Computer systems with which we interact on a daily basis consist of a vast diversity of devices. At the low end, battery-powered, handheld devices with limited resources, e.g., personal digital assistants (PDAs), smartphones, etc., are common and extremely popular. At the high end, powerful, multi- and many-core processor systems are increasingly ubiquitous in the laptops, deskside computers, workstations, and clusters that we use. The pervasiveness of heterogeneous systems requires that there be programming languages for application development, that are easy to learn and use, portable across diverse systems, and that facilitate extraction of high performance from the underlying, available device technology.
The Java programming language offers many of these characteristics. Its architecture-independent program transfer format and extant virtual machine technology for a wide variety of devices, provides programmers with a write once and run anywhere (WORA) model. Moreover, its object-orientation, robust library support, and high-level syntax, make Java easy to learn and develop applications with.
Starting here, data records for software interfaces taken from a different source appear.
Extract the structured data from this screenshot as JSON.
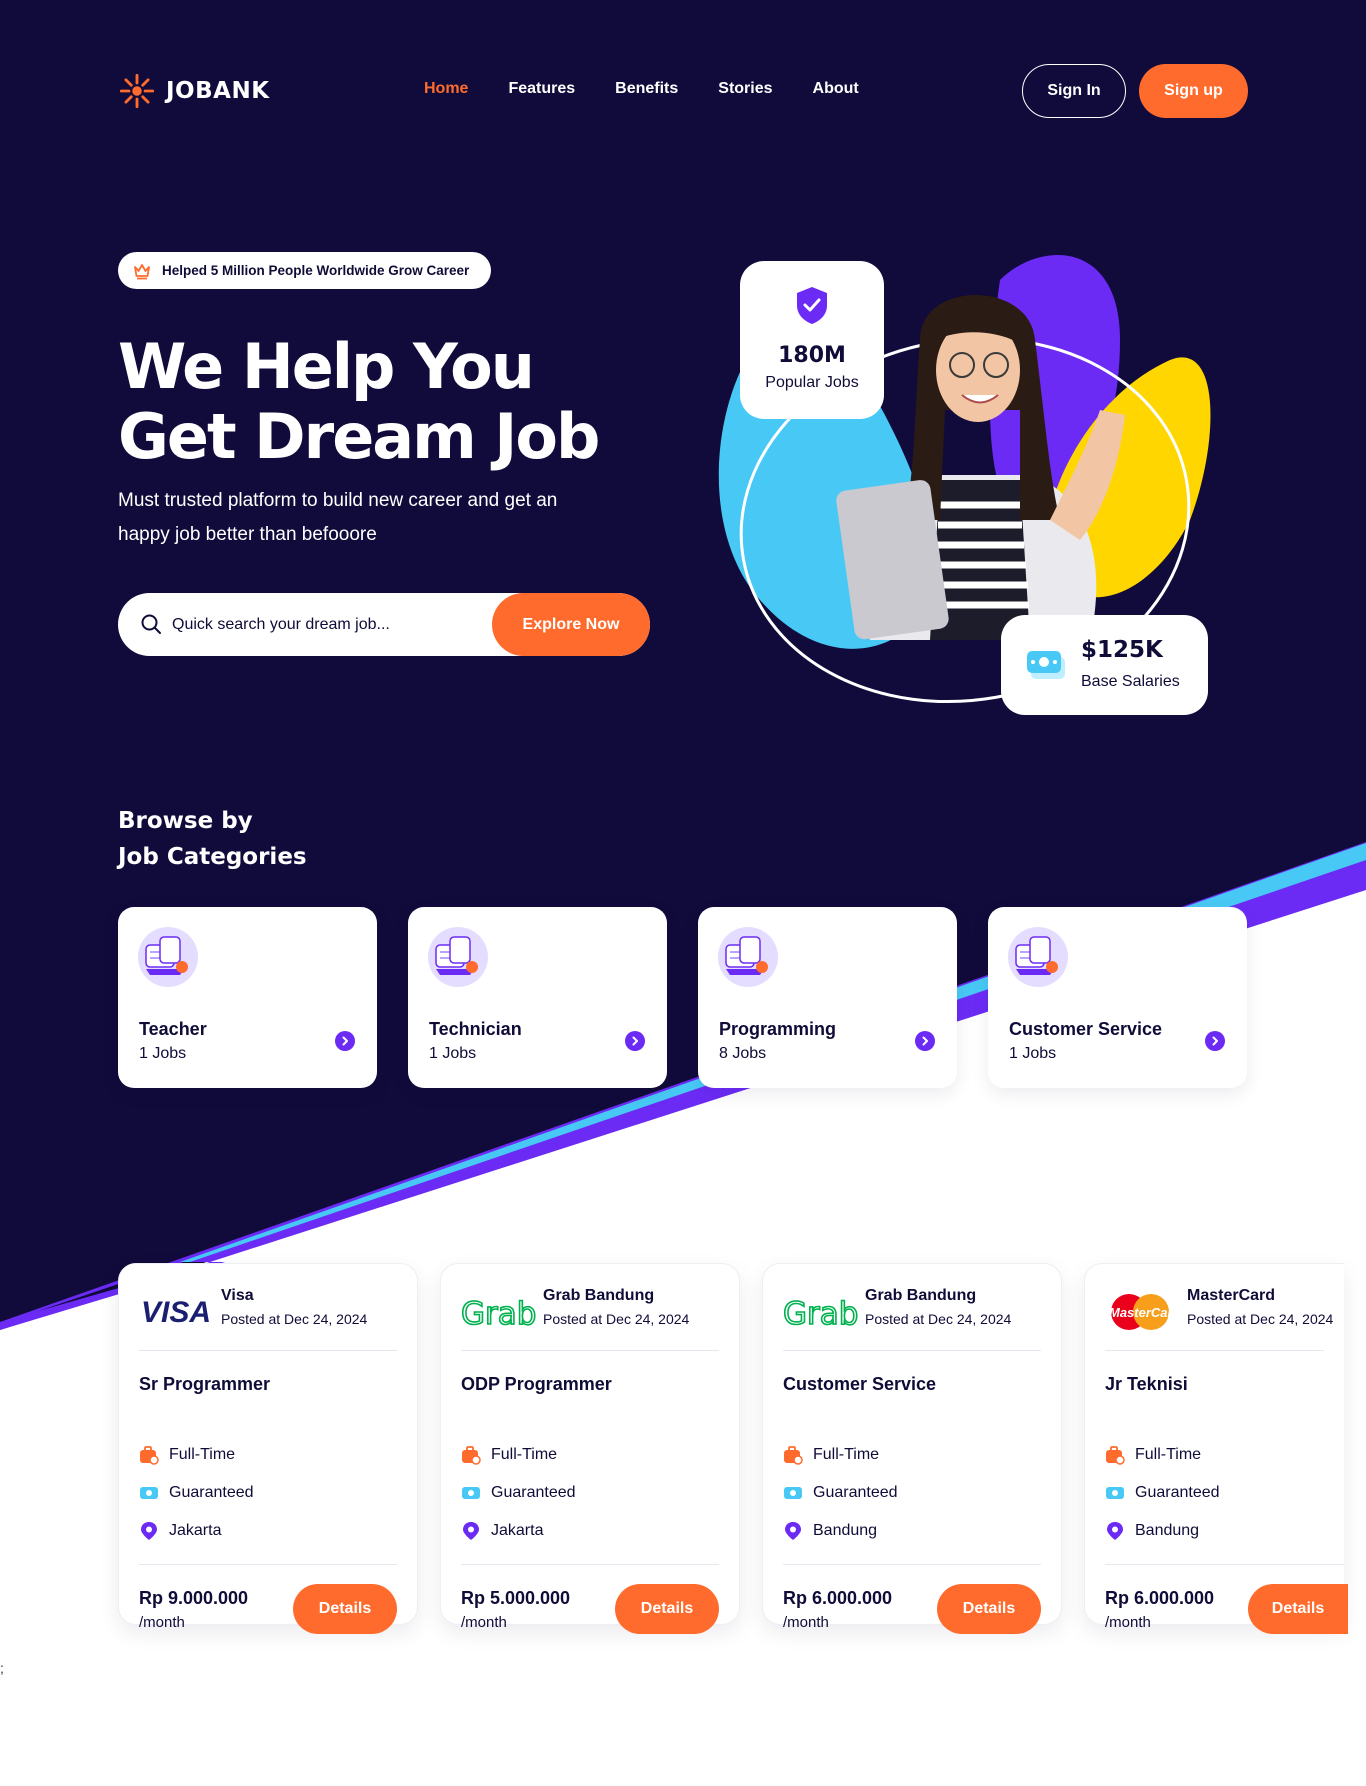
{
  "colors": {
    "navy": "#110b3b",
    "accent": "#ff6b2c",
    "purple": "#6c2bf5",
    "cyan": "#48c9f5",
    "yellow": "#ffd600",
    "white": "#ffffff"
  },
  "nav": {
    "brand": "JOBANK",
    "links": [
      "Home",
      "Features",
      "Benefits",
      "Stories",
      "About"
    ],
    "active": "Home",
    "signin": "Sign In",
    "signup": "Sign up"
  },
  "hero": {
    "badge": "Helped 5 Million People Worldwide Grow Career",
    "title_line1": "We Help You",
    "title_line2": "Get Dream Job",
    "subtitle": "Must trusted platform to build new career and get an happy job better than befooore",
    "search_placeholder": "Quick search your dream job...",
    "search_button": "Explore Now",
    "stat_jobs_value": "180M",
    "stat_jobs_label": "Popular Jobs",
    "stat_salary_value": "$125K",
    "stat_salary_label": "Base Salaries"
  },
  "categories": {
    "heading_line1": "Browse by",
    "heading_line2": "Job Categories",
    "items": [
      {
        "name": "Teacher",
        "count": "1 Jobs"
      },
      {
        "name": "Technician",
        "count": "1 Jobs"
      },
      {
        "name": "Programming",
        "count": "8 Jobs"
      },
      {
        "name": "Customer Service",
        "count": "1 Jobs"
      }
    ]
  },
  "jobs": [
    {
      "company": "Visa",
      "logo": "visa-logo",
      "posted": "Posted at Dec 24, 2024",
      "title": "Sr Programmer",
      "type": "Full-Time",
      "guarantee": "Guaranteed",
      "location": "Jakarta",
      "price": "Rp 9.000.000",
      "period": "/month",
      "button": "Details"
    },
    {
      "company": "Grab Bandung",
      "logo": "grab-logo",
      "posted": "Posted at Dec 24, 2024",
      "title": "ODP Programmer",
      "type": "Full-Time",
      "guarantee": "Guaranteed",
      "location": "Jakarta",
      "price": "Rp 5.000.000",
      "period": "/month",
      "button": "Details"
    },
    {
      "company": "Grab Bandung",
      "logo": "grab-logo",
      "posted": "Posted at Dec 24, 2024",
      "title": "Customer Service",
      "type": "Full-Time",
      "guarantee": "Guaranteed",
      "location": "Bandung",
      "price": "Rp 6.000.000",
      "period": "/month",
      "button": "Details"
    },
    {
      "company": "MasterCard",
      "logo": "mastercard-logo",
      "posted": "Posted at Dec 24, 2024",
      "title": "Jr Teknisi",
      "type": "Full-Time",
      "guarantee": "Guaranteed",
      "location": "Bandung",
      "price": "Rp 6.000.000",
      "period": "/month",
      "button": "Details"
    }
  ],
  "stray_text": ";"
}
Finally, modern virtual machine (VM) technology offers powerful adaptive services that comibine program profiling and optimization, to extract high performance from applications with frequently executed code regions (hot spots). However, the Java language and its VM technology to date have not targeted device-specific opportunities that have the potential for enabling both programmer productivity and scalable high performance.
In this dissertation, we investigate potential opportunities for devices at the two ends of the performance spectrum: battery-powered, handheld PDAs and parallel processing systems. Our thesis question asks whether we can employ adaptive JVM technologies to improve the performance of programs in resource-constrained devices and to facilitate efficient and scalable parallel programming in multi-core systems. We address each question with a specific and novel solution: (1) adaptive compiled code management for low end devices, and (2) adaptive code parallelization for high end, multiprocessing systems. The goal of our work is to extract high performance from the underlying device technology through novel JVM extensions while maintaining the ease-of-use of the Java programming language. We describe each of our foci in detail and present empirical evidence of its efficacy and potential.